Extracted records Start Marker
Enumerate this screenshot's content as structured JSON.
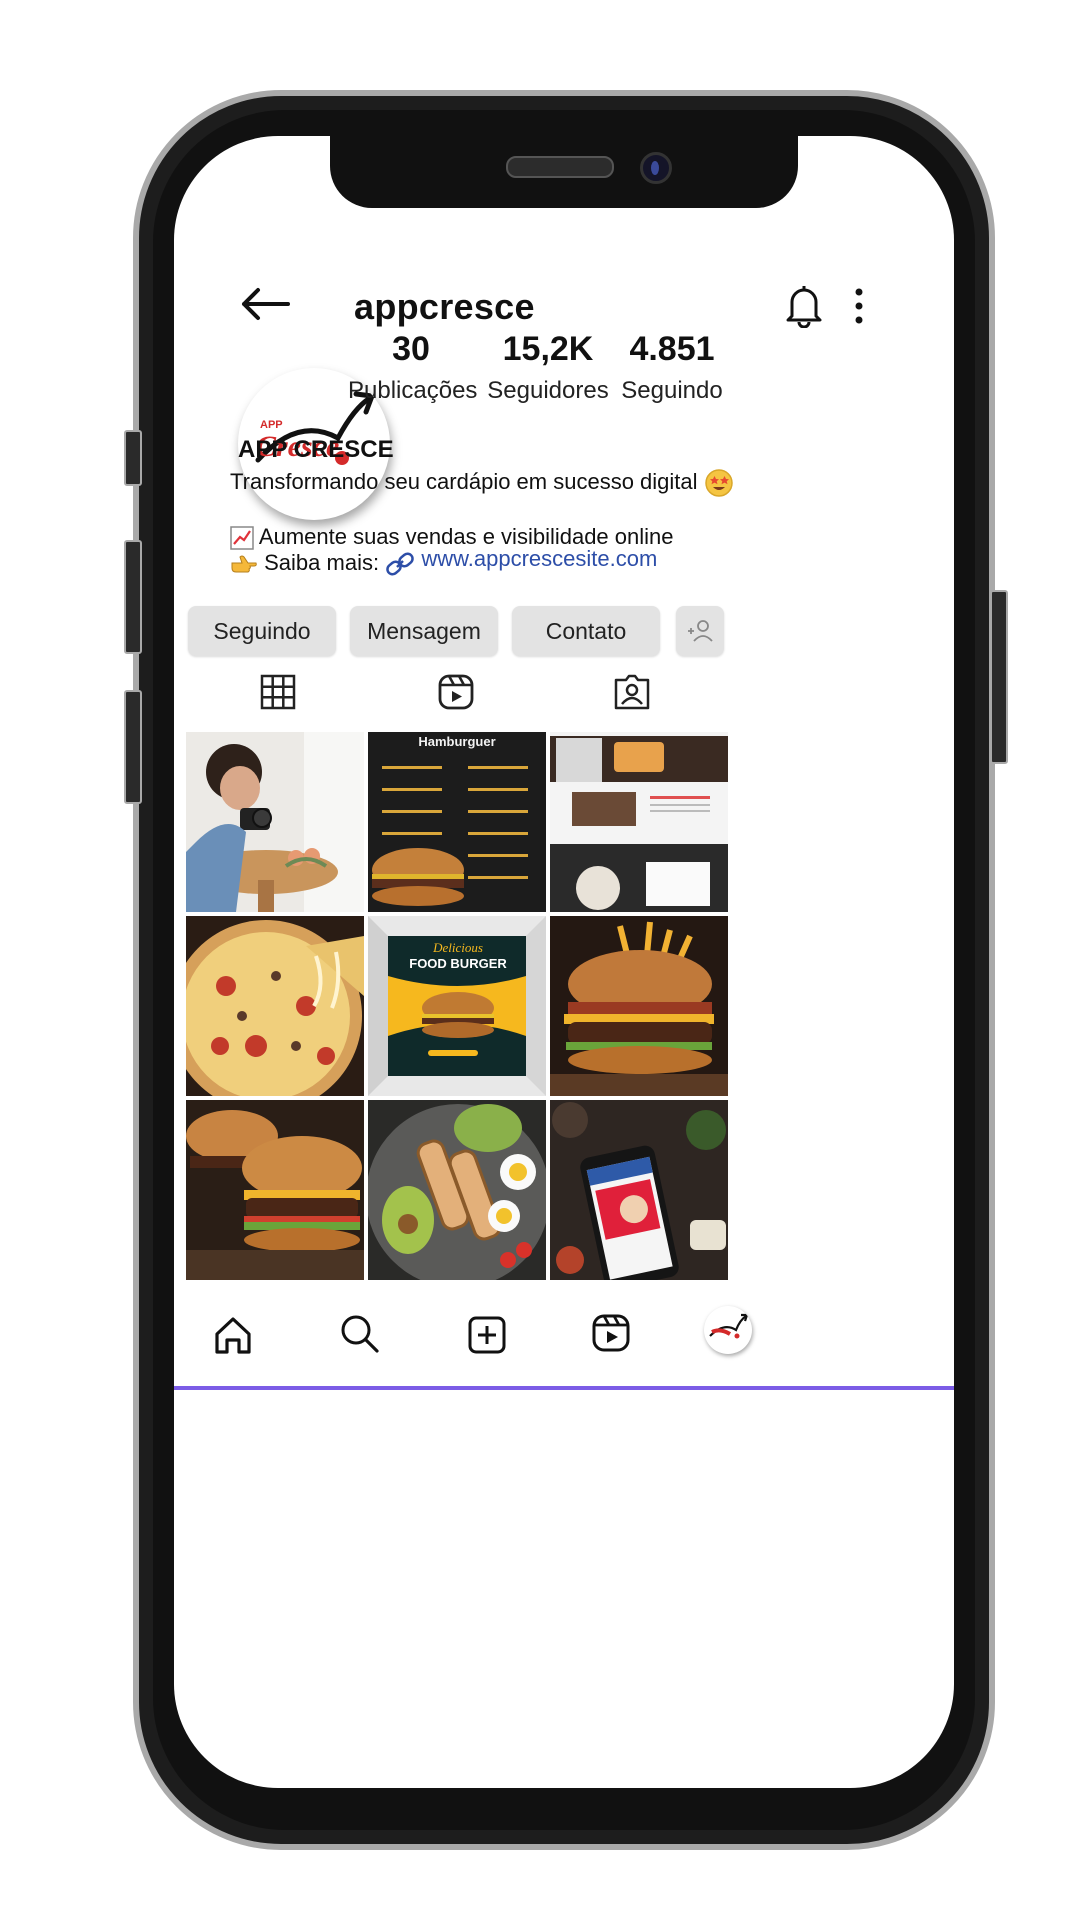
{
  "header": {
    "username": "appcresce"
  },
  "profile": {
    "display_name": "APP CRESCE",
    "logo_small_text": "APP",
    "logo_text": "Cresce",
    "bio_line1": "Transformando seu cardápio em sucesso digital",
    "bio_line2": "Aumente suas vendas e visibilidade online",
    "bio_line3_prefix": "Saiba mais:",
    "website": "www.appcrescesite.com"
  },
  "stats": {
    "posts_count": "30",
    "posts_label": "Publicações",
    "followers_count": "15,2K",
    "followers_label": "Seguidores",
    "following_count": "4.851",
    "following_label": "Seguindo"
  },
  "actions": {
    "following_label": "Seguindo",
    "message_label": "Mensagem",
    "contact_label": "Contato"
  },
  "posts": {
    "menu_title": "Hamburguer",
    "food_burger_script": "Delicious",
    "food_burger_title": "FOOD BURGER"
  },
  "colors": {
    "accent_link": "#2d4ea8",
    "button_bg": "#e3e3e3",
    "home_indicator": "#7b5ce6",
    "logo_red": "#d42a2a"
  }
}
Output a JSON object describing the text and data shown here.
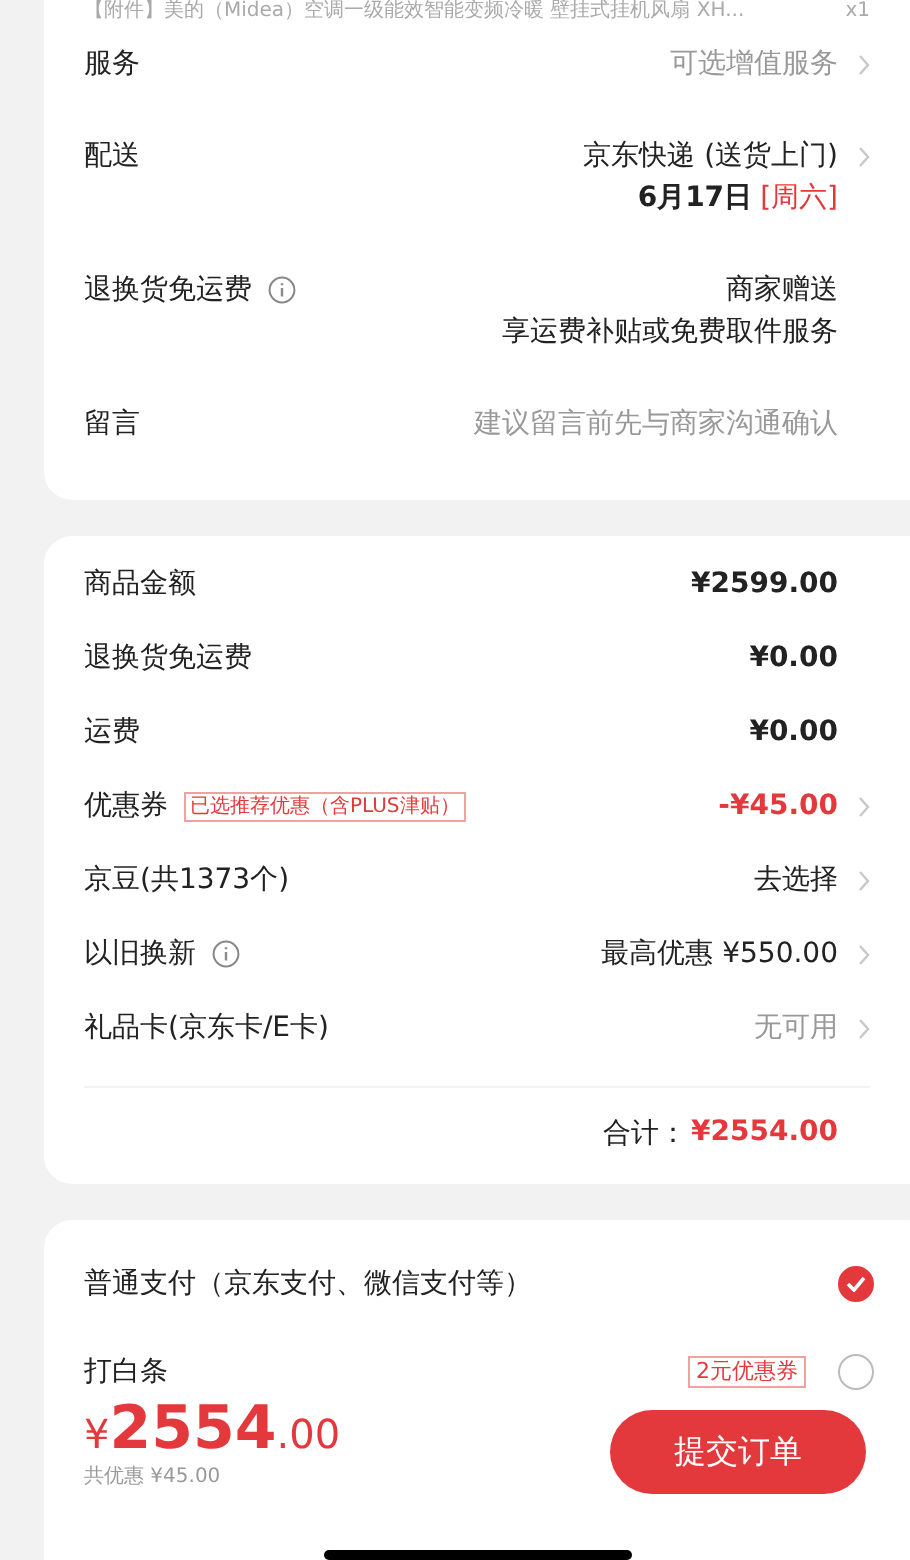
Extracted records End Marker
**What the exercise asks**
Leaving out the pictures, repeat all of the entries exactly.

**Answer space**
Enumerate this screenshot's content as structured JSON.
{
  "header": {
    "username": "appcresce"
  },
  "profile": {
    "display_name": "APP CRESCE",
    "logo_small_text": "APP",
    "logo_text": "Cresce",
    "bio_line1": "Transformando seu cardápio em sucesso digital",
    "bio_line2": "Aumente suas vendas e visibilidade online",
    "bio_line3_prefix": "Saiba mais:",
    "website": "www.appcrescesite.com"
  },
  "stats": {
    "posts_count": "30",
    "posts_label": "Publicações",
    "followers_count": "15,2K",
    "followers_label": "Seguidores",
    "following_count": "4.851",
    "following_label": "Seguindo"
  },
  "actions": {
    "following_label": "Seguindo",
    "message_label": "Mensagem",
    "contact_label": "Contato"
  },
  "posts": {
    "menu_title": "Hamburguer",
    "food_burger_script": "Delicious",
    "food_burger_title": "FOOD BURGER"
  },
  "colors": {
    "accent_link": "#2d4ea8",
    "button_bg": "#e3e3e3",
    "home_indicator": "#7b5ce6",
    "logo_red": "#d42a2a"
  }
}
Output a JSON object describing the text and data shown here.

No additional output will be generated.